Medicare takes a little time to understand. As you approach age 65, familiarize yourself with its coverage options and their costs and limitations.
Certain features of Medicare can affect health care costs and coverage. Some retirees may do okay with original Medicare (Parts A and B), others might find it lacking and decide to supplement original Medicare with Part C, Part D, or Medigap coverage. In some cases, that may mean paying more for senior health care per month than you initially figured.
How much do Medicare Part A and Part B cost, and what do they cover? Part A is usually free; Part B is not. Part A is hospital insurance and covers up to 100 days of hospital care, home health care, nursing home care, and hospice care. Part B covers doctor visits, outpatient procedures, and lab work. You pay for Part B with monthly premiums, and your Part B premium is based on your income. In 2018, the basic monthly Part B premium is $134; higher-earning Medicare recipients pay more per month. You also typically shoulder 20% of Part B costs after paying the yearly deductible, which is $183 in 2018.1
The copays and deductibles linked to original Medicare can take a bite out of retirement income. In addition, original Medicare does not cover dental, vision, or hearing care, or prescription medicines, or health care services outside the U.S. It pays for no more than 100 consecutive days of skilled nursing home care. These out-of-pocket costs may lead you to look for supplemental Medicare coverage and to plan other ways of paying for long-term care.1,2
Medigap policies help Medicare recipients with some of these copays and deductibles. Sold by private companies, these health care policies will pay a share of certain out-of-pocket medical costs (i.e., costs greater than what original Medicare covers for you). You must have original Medicare coverage in place to purchase one. The Medigap policies being sold today do not offer prescription drug coverage. A monthly premium on a Medigap policy for a 65-year-old man may run from $150-250, so keep that cost range in mind if you are considering Medigap coverage.2,3
In 2020, the two most popular kinds of Medigap plans – Medigap C and Medigap F – will vanish. These plans pay the Medicare Part B deductible, and Medigap policies of that type are being phased out due to the Medicare Access and CHIP Reauthorization Act. Come 2019, you will no longer be able to enroll in them.4
Part D plans cover some (certainly not all) prescription drug expenses. Monthly premiums are averaging $33.50 this year for these standalone plans, which are offered by private insurers. Part D plans currently have yearly deductibles of less than $500.2,5
Some people choose a Part C (Medicare Advantage) plan over original Medicare. These plans, offered by private insurers and approved by Medicare, combine Part A, Part B, and usually Part D coverage and often some vision, dental, and hearing benefits. You pay an additional, minor monthly premium besides your standard Medicare premium for Part C coverage. Some Medicare Advantage plans are health maintenance organizations (HMOs); others, preferred provider organizations (PPOs).6
If you want a Part C plan, should you select an HMO or PPO? About two-thirds of Part C plan enrollees choose HMOs. There is a cost difference. In 2017, the average HMO monthly premium was $29. The average regional PPO monthly premium was $35, while the mean premium for a local PPO was $62.6

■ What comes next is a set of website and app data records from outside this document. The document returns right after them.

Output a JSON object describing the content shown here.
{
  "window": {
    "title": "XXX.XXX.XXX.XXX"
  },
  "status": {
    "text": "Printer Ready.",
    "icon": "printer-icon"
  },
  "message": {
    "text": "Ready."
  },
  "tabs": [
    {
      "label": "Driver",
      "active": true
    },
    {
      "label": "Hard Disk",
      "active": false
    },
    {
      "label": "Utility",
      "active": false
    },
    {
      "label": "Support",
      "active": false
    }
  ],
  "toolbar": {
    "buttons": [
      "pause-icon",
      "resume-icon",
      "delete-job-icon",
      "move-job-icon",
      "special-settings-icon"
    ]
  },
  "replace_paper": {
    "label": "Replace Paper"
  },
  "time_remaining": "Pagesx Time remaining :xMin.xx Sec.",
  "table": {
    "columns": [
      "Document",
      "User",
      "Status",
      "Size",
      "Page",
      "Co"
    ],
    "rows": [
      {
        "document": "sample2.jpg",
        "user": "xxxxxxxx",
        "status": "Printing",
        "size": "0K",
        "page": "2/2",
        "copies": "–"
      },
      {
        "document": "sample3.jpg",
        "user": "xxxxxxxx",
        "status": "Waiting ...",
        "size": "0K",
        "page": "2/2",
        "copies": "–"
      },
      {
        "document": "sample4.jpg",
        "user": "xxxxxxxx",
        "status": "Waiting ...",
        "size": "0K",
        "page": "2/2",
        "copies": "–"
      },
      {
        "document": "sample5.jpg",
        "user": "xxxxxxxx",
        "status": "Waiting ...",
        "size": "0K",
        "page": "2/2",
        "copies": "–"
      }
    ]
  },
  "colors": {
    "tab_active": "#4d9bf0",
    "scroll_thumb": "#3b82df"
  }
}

HMO plans usually restrict you to doctors within the plan network. If you are a snowbird who travels frequently, you may be out of the Part C plan’s network area for weeks or months and risk paying out-of-network medical expenses from your savings. With PPO plans, you can see out-of-network providers and see specialists without referrals from primary care physicians.6

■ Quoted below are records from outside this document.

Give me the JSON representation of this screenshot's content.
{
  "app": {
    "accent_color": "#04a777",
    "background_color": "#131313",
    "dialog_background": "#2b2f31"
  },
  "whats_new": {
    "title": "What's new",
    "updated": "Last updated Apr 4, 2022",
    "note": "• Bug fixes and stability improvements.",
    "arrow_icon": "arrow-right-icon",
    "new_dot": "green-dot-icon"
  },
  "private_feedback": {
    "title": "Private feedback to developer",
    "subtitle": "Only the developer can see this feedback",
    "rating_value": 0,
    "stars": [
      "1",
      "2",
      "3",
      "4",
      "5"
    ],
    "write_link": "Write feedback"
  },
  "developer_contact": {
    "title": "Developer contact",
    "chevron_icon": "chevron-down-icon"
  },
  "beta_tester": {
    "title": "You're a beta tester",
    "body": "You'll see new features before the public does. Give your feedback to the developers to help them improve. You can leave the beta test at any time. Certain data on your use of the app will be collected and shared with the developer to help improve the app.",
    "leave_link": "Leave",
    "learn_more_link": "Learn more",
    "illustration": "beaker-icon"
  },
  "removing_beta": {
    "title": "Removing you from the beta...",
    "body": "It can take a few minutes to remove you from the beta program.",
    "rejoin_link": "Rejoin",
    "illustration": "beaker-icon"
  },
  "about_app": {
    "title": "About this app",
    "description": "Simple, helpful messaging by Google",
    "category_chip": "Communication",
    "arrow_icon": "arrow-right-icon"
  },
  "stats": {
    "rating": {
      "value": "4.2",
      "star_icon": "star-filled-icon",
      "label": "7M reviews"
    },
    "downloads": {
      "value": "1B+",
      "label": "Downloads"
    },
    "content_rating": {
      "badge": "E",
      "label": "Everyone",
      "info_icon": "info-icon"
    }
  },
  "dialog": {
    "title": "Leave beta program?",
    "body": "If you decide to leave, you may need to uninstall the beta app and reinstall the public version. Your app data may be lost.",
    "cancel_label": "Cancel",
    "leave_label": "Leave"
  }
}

Now, what if you retire before age 65? COBRA aside, you are looking at either arranging private health insurance coverage or going uninsured until you become eligible for Medicare. You must also factor this possible cost into your retirement planning. The earliest possible date you can arrange Medicare coverage is the first day of the month in which your birthday occurs.5
Medicare planning is integral to your retirement planning. Should you try original Medicare for a while? Should you enroll in a Part C HMO with the goal of keeping your overall out-of-pocket health care expenses lower? There is also the matter of eldercare and the potential need for interim coverage (which will not be cheap) if you retire prior to 65. Discuss these matters with the financial professional you know and trust in your next conversation.